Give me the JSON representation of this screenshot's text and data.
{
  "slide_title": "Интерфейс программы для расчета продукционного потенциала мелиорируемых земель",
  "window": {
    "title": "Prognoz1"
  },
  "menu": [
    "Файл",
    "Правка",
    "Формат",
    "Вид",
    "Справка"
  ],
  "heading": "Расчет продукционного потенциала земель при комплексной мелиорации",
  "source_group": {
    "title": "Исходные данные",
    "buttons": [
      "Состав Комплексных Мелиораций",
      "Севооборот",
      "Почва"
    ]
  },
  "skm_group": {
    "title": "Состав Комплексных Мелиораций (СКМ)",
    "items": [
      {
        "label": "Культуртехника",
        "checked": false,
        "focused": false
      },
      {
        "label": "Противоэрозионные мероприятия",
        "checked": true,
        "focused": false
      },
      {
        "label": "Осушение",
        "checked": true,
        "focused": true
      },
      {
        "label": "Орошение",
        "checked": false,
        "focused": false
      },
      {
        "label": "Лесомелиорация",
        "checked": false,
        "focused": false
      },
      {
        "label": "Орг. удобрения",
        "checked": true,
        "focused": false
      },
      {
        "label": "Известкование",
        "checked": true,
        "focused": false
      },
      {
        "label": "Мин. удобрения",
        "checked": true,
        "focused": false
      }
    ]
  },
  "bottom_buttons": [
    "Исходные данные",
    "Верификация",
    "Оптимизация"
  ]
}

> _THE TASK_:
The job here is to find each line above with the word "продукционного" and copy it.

> _TASK RESPONSE_:
  "slide_title": "Интерфейс программы для расчета продукционного потенциала мелиорируемых земель",
  "heading": "Расчет продукционного потенциала земель при комплексной мелиорации",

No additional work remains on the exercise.